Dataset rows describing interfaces
=-=-=
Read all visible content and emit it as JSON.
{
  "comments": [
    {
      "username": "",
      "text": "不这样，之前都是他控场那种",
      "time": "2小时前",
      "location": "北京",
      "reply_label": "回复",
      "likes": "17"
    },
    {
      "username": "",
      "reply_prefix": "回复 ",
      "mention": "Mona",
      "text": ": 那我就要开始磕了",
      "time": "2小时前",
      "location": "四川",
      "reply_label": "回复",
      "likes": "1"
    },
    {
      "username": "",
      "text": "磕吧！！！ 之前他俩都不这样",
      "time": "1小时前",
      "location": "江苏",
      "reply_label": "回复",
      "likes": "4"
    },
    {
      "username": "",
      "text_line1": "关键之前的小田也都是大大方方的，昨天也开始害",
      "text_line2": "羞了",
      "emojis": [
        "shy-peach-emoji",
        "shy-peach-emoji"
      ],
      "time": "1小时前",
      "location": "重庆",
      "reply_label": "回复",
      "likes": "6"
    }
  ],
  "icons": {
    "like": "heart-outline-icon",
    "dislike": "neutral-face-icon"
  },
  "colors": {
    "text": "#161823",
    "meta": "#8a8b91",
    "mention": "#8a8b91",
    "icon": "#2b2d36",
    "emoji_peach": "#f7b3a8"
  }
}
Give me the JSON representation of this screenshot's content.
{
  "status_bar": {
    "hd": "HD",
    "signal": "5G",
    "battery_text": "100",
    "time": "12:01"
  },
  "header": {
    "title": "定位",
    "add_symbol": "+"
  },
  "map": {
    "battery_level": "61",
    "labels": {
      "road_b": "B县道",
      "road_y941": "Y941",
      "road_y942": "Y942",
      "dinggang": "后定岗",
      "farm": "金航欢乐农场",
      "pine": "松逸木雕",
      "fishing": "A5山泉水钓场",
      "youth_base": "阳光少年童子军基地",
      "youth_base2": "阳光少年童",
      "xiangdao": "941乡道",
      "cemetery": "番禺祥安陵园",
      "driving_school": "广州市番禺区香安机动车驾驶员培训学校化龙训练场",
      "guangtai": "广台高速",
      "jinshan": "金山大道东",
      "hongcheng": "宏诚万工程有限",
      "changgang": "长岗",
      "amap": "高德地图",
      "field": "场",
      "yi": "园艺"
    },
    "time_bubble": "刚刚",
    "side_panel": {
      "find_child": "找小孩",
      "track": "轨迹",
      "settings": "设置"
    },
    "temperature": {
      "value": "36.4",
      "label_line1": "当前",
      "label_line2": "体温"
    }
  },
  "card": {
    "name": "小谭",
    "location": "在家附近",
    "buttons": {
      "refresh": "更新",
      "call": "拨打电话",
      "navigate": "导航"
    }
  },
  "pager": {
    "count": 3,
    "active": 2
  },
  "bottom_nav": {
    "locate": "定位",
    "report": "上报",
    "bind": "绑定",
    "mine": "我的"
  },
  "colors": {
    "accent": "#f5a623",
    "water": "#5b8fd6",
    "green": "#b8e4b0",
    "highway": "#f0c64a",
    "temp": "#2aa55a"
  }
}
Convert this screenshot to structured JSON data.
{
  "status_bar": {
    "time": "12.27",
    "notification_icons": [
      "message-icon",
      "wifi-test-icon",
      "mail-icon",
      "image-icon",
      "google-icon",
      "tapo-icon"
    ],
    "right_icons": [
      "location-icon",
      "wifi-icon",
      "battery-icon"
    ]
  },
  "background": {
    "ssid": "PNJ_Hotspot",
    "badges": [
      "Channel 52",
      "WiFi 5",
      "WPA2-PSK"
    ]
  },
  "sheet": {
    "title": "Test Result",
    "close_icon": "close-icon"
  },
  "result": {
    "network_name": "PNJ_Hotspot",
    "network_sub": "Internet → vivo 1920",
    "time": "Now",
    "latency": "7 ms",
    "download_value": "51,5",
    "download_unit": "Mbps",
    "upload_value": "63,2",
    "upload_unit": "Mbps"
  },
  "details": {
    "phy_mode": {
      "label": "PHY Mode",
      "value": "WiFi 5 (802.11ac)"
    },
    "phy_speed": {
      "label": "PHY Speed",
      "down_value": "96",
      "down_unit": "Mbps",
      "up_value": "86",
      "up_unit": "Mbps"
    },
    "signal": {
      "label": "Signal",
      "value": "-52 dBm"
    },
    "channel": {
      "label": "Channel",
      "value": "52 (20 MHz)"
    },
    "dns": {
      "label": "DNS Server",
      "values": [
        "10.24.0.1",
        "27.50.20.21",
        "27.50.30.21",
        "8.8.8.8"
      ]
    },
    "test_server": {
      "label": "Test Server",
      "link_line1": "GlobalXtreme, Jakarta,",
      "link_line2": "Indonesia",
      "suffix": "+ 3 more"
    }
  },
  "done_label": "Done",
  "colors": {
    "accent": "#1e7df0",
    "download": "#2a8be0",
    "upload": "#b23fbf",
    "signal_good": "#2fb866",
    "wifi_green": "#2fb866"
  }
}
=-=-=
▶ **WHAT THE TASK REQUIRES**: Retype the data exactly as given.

▶ **REPLY**:
Read all visible content and emit it as JSON.
{
  "comments": [
    {
      "username": "",
      "text": "不这样，之前都是他控场那种",
      "time": "2小时前",
      "location": "北京",
      "reply_label": "回复",
      "likes": "17"
    },
    {
      "username": "",
      "reply_prefix": "回复 ",
      "mention": "Mona",
      "text": ": 那我就要开始磕了",
      "time": "2小时前",
      "location": "四川",
      "reply_label": "回复",
      "likes": "1"
    },
    {
      "username": "",
      "text": "磕吧！！！ 之前他俩都不这样",
      "time": "1小时前",
      "location": "江苏",
      "reply_label": "回复",
      "likes": "4"
    },
    {
      "username": "",
      "text_line1": "关键之前的小田也都是大大方方的，昨天也开始害",
      "text_line2": "羞了",
      "emojis": [
        "shy-peach-emoji",
        "shy-peach-emoji"
      ],
      "time": "1小时前",
      "location": "重庆",
      "reply_label": "回复",
      "likes": "6"
    }
  ],
  "icons": {
    "like": "heart-outline-icon",
    "dislike": "neutral-face-icon"
  },
  "colors": {
    "text": "#161823",
    "meta": "#8a8b91",
    "mention": "#8a8b91",
    "icon": "#2b2d36",
    "emoji_peach": "#f7b3a8"
  }
}
Give me the JSON representation of this screenshot's content.
{
  "status_bar": {
    "hd": "HD",
    "signal": "5G",
    "battery_text": "100",
    "time": "12:01"
  },
  "header": {
    "title": "定位",
    "add_symbol": "+"
  },
  "map": {
    "battery_level": "61",
    "labels": {
      "road_b": "B县道",
      "road_y941": "Y941",
      "road_y942": "Y942",
      "dinggang": "后定岗",
      "farm": "金航欢乐农场",
      "pine": "松逸木雕",
      "fishing": "A5山泉水钓场",
      "youth_base": "阳光少年童子军基地",
      "youth_base2": "阳光少年童",
      "xiangdao": "941乡道",
      "cemetery": "番禺祥安陵园",
      "driving_school": "广州市番禺区香安机动车驾驶员培训学校化龙训练场",
      "guangtai": "广台高速",
      "jinshan": "金山大道东",
      "hongcheng": "宏诚万工程有限",
      "changgang": "长岗",
      "amap": "高德地图",
      "field": "场",
      "yi": "园艺"
    },
    "time_bubble": "刚刚",
    "side_panel": {
      "find_child": "找小孩",
      "track": "轨迹",
      "settings": "设置"
    },
    "temperature": {
      "value": "36.4",
      "label_line1": "当前",
      "label_line2": "体温"
    }
  },
  "card": {
    "name": "小谭",
    "location": "在家附近",
    "buttons": {
      "refresh": "更新",
      "call": "拨打电话",
      "navigate": "导航"
    }
  },
  "pager": {
    "count": 3,
    "active": 2
  },
  "bottom_nav": {
    "locate": "定位",
    "report": "上报",
    "bind": "绑定",
    "mine": "我的"
  },
  "colors": {
    "accent": "#f5a623",
    "water": "#5b8fd6",
    "green": "#b8e4b0",
    "highway": "#f0c64a",
    "temp": "#2aa55a"
  }
}
Convert this screenshot to structured JSON data.
{
  "status_bar": {
    "time": "12.27",
    "notification_icons": [
      "message-icon",
      "wifi-test-icon",
      "mail-icon",
      "image-icon",
      "google-icon",
      "tapo-icon"
    ],
    "right_icons": [
      "location-icon",
      "wifi-icon",
      "battery-icon"
    ]
  },
  "background": {
    "ssid": "PNJ_Hotspot",
    "badges": [
      "Channel 52",
      "WiFi 5",
      "WPA2-PSK"
    ]
  },
  "sheet": {
    "title": "Test Result",
    "close_icon": "close-icon"
  },
  "result": {
    "network_name": "PNJ_Hotspot",
    "network_sub": "Internet → vivo 1920",
    "time": "Now",
    "latency": "7 ms",
    "download_value": "51,5",
    "download_unit": "Mbps",
    "upload_value": "63,2",
    "upload_unit": "Mbps"
  },
  "details": {
    "phy_mode": {
      "label": "PHY Mode",
      "value": "WiFi 5 (802.11ac)"
    },
    "phy_speed": {
      "label": "PHY Speed",
      "down_value": "96",
      "down_unit": "Mbps",
      "up_value": "86",
      "up_unit": "Mbps"
    },
    "signal": {
      "label": "Signal",
      "value": "-52 dBm"
    },
    "channel": {
      "label": "Channel",
      "value": "52 (20 MHz)"
    },
    "dns": {
      "label": "DNS Server",
      "values": [
        "10.24.0.1",
        "27.50.20.21",
        "27.50.30.21",
        "8.8.8.8"
      ]
    },
    "test_server": {
      "label": "Test Server",
      "link_line1": "GlobalXtreme, Jakarta,",
      "link_line2": "Indonesia",
      "suffix": "+ 3 more"
    }
  },
  "done_label": "Done",
  "colors": {
    "accent": "#1e7df0",
    "download": "#2a8be0",
    "upload": "#b23fbf",
    "signal_good": "#2fb866",
    "wifi_green": "#2fb866"
  }
}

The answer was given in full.